With that true story in mind, I wrote Meg’s story.
As we see research coming out that younger generations are generally less inclined to commit to church, it seems especially important to teach our kids when they are young about the value of the church.
What’s the central message you hope readers will take away from your book?
I hope kids (and the grown-ups who read to them) will learn that the local church is a place to go for help—no matter how old you are.
How has writing this book affected your own life?
I’ve always had a heart for the kids in the church—I can’t hear them recite a memory verse or sing a song without crying—but writing this book has made me even more aware of our need as a congregation to affirm the value of the kids in our midst and to show them that the church has a place for them.
Is there anything about the book that you think will surprise kids?
All I can say is, keep your eyes out for Arlo.
Here are some endorsements:
“One of the biggest blessings of the church for my children is not just the other kids but the other adults. They get to watch many examples of godliness and aren’t restricted to me and their mom. ‘Kids, look at what Christlike love can look like in her and her, and in him and him.’ This is the story of Megan Hill’s tender and sweet book.”
―Jonathan Leeman, Editorial Director, 9Marks; author, Rediscover Church and One Assembly
“Meg Is Not Alone shows how the body of Christ points to our good Father, even when we feel alone. With a captivating narrative that people of all ages will enjoy, this story communicates how we can express comfort and care, just as Christ has done for us. I can’t wait to read this book again and again with my own kiddos!”
―Hunter Beless, Founder, Journeywomen; author, Read It, See It, Say It, Sing It
“We can drag our kids to church kicking and screaming (and sometimes we might have to), but ideally we help them learn to love church and choose to be there. This delightful book is a tool that can help. In a beautifully simple story, Meg Is Not Alone paints a picture of the church as family. In a world of loneliness and fear, the local church is a haven of diverse, supportive, hope-filled community. This book reminds us of that.”
―Brett McCracken, author, The Wisdom Pyramid: Feeding Your Soul in a Post-Truth World and Uncomfortable: The Awkward and Essential Challenge of Christian Community
Writing this book has made me even more aware of our need as a congregation to affirm the value of the kids in our midst and to show them that the church has a place for them.
When will Meg Is Not Alone be coming out?
It releases on November 29, 2022.
The book arrived early (if you know anything about book publishing, you know that never happens!) and so it’s available for people to order for Christmas.

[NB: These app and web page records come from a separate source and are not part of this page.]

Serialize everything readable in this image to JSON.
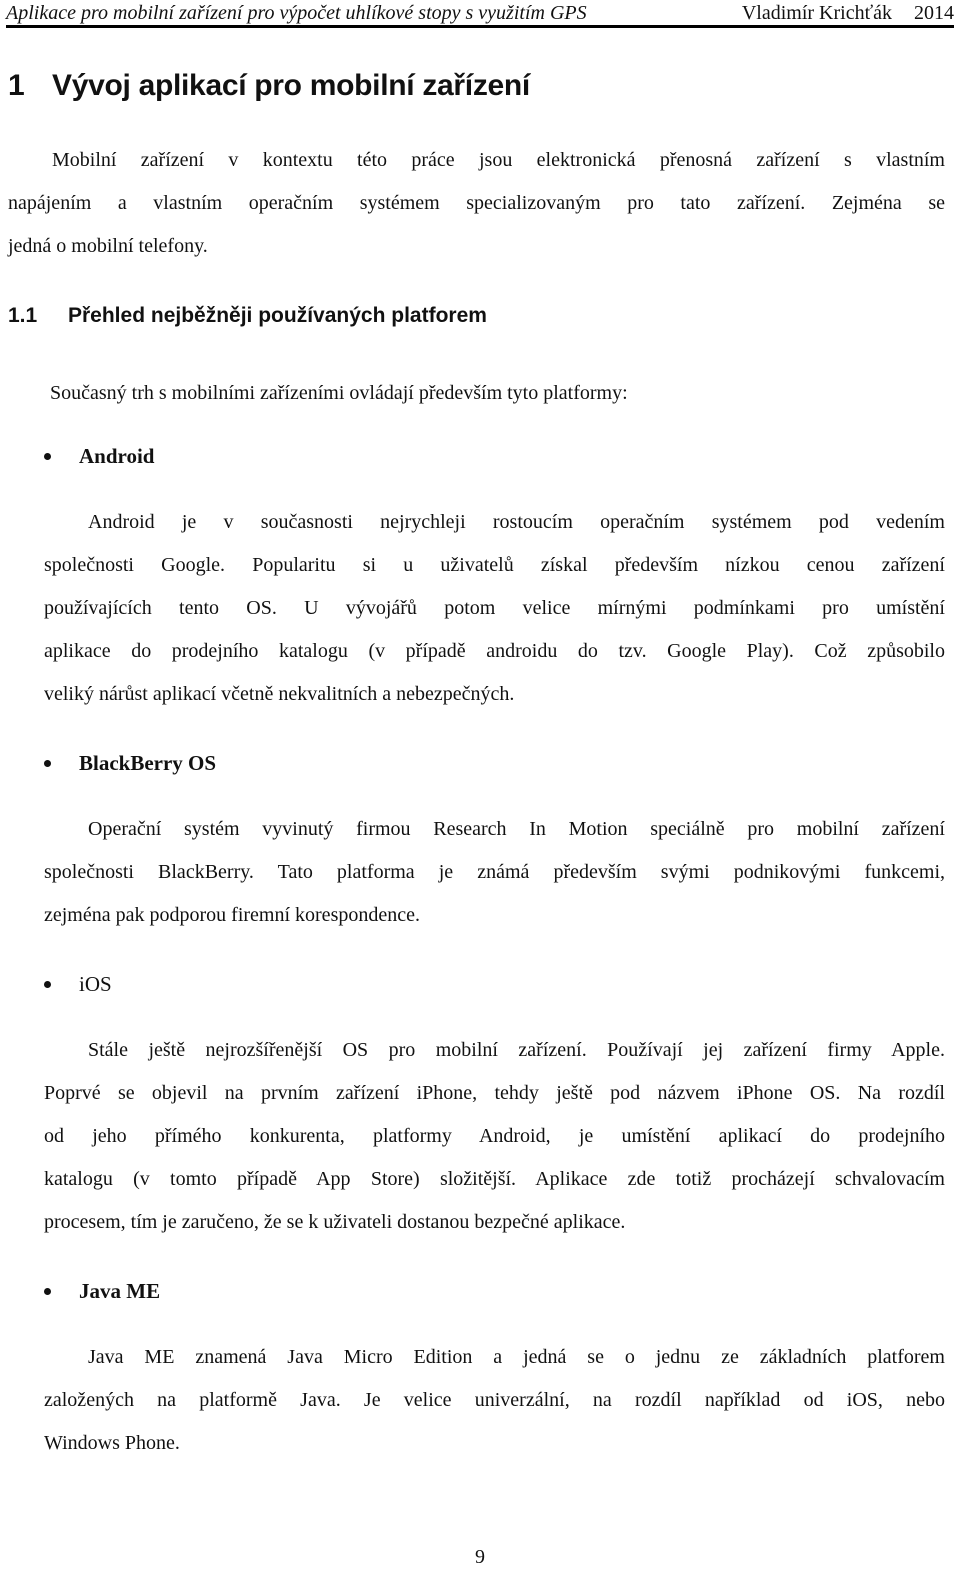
{
  "header": {
    "title": "Aplikace pro mobilní zařízení pro výpočet uhlíkové stopy s využitím GPS",
    "author": "Vladimír Krichťák",
    "year": "2014"
  },
  "chapter": {
    "number": "1",
    "title": "Vývoj aplikací pro mobilní zařízení",
    "intro_lines": [
      "Mobilní zařízení v kontextu této práce jsou elektronická přenosná zařízení s vlastním",
      "napájením a vlastním operačním systémem specializovaným pro tato zařízení. Zejména se",
      "jedná o mobilní telefony."
    ]
  },
  "section": {
    "number": "1.1",
    "title": "Přehled nejběžněji používaných platforem",
    "intro": "Současný trh s mobilními zařízeními ovládají především tyto platformy:"
  },
  "platforms": [
    {
      "name": "Android",
      "lines": [
        "Android je v současnosti nejrychleji rostoucím operačním systémem pod vedením",
        "společnosti Google. Popularitu si u uživatelů získal především nízkou cenou zařízení",
        "používajících tento OS. U vývojářů potom velice mírnými podmínkami pro umístění",
        "aplikace do prodejního katalogu (v případě androidu do tzv. Google Play). Což způsobilo",
        "veliký nárůst aplikací včetně nekvalitních a nebezpečných."
      ]
    },
    {
      "name": "BlackBerry OS",
      "lines": [
        "Operační systém vyvinutý firmou Research In Motion speciálně pro mobilní zařízení",
        "společnosti BlackBerry. Tato platforma je známá především svými podnikovými funkcemi,",
        "zejména pak podporou firemní korespondence."
      ]
    },
    {
      "name": "iOS",
      "lines": [
        "Stále ještě nejrozšířenější OS pro mobilní zařízení. Používají jej zařízení firmy Apple.",
        "Poprvé se objevil na prvním zařízení iPhone, tehdy ještě pod názvem iPhone OS. Na rozdíl",
        "od jeho přímého konkurenta, platformy Android, je umístění aplikací do prodejního",
        "katalogu (v tomto případě App Store) složitější. Aplikace zde totiž procházejí schvalovacím",
        "procesem, tím je zaručeno, že se k uživateli dostanou bezpečné aplikace."
      ]
    },
    {
      "name": "Java ME",
      "lines": [
        "Java ME znamená Java Micro Edition a jedná se o jednu ze základních platforem",
        "založených na platformě Java. Je velice univerzální, na rozdíl například od iOS, nebo",
        "Windows Phone."
      ]
    }
  ],
  "footer": {
    "page_number": "9"
  }
}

I’m really excited to think about kids finding Meg under the tree or getting a copy from their Sunday School teacher—and realizing how important they are to the church.
If you had an afternoon to do whatever you’d like, where would we find you?
I’m a huge thrifter and there’s this amazing thrift store, The Blessing Barn, that is about an hour from my house. It’s a thrift store, but it looks like an Anthropologie inside—the woman who designs the displays is so clever. I’ve gotten art, décor, furniture, clothes, all kinds of cool things. And it supports the mercy ministry of a church, so I feel like it’s actually virtuous to shop there. (Wink.)
Megan Hill is the managing editor for The Gospel Coalition. She’s the author of several books for adults, including A Place to Belong: Learning to Love the Local Church, and a new book for kids: Meg Is Not Alone. She lives in Massachusetts with her husband and four children where they belong to West Springfield Covenant Community Church (PCA).